WORK ORDER: The answer should consist of each line from the data below that includes "label".

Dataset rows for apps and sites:
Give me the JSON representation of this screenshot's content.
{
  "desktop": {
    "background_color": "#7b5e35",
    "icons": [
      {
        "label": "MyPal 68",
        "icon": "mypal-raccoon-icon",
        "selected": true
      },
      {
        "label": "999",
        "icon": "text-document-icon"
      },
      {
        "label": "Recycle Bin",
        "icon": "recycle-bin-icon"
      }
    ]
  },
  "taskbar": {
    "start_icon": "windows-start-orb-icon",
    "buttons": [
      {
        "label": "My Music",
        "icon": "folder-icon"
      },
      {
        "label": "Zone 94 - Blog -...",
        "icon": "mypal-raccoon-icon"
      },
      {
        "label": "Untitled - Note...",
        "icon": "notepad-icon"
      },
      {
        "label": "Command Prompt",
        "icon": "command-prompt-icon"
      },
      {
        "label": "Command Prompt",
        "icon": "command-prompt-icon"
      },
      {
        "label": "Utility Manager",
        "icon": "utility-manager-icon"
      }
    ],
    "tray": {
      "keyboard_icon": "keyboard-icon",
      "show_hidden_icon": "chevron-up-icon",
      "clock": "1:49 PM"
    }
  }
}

EXERCISE ANSWER:
        "label": "MyPal 68",
        "label": "999",
        "label": "Recycle Bin",
        "label": "My Music",
        "label": "Zone 94 - Blog -...",
        "label": "Untitled - Note...",
        "label": "Command Prompt",
        "label": "Command Prompt",
        "label": "Utility Manager",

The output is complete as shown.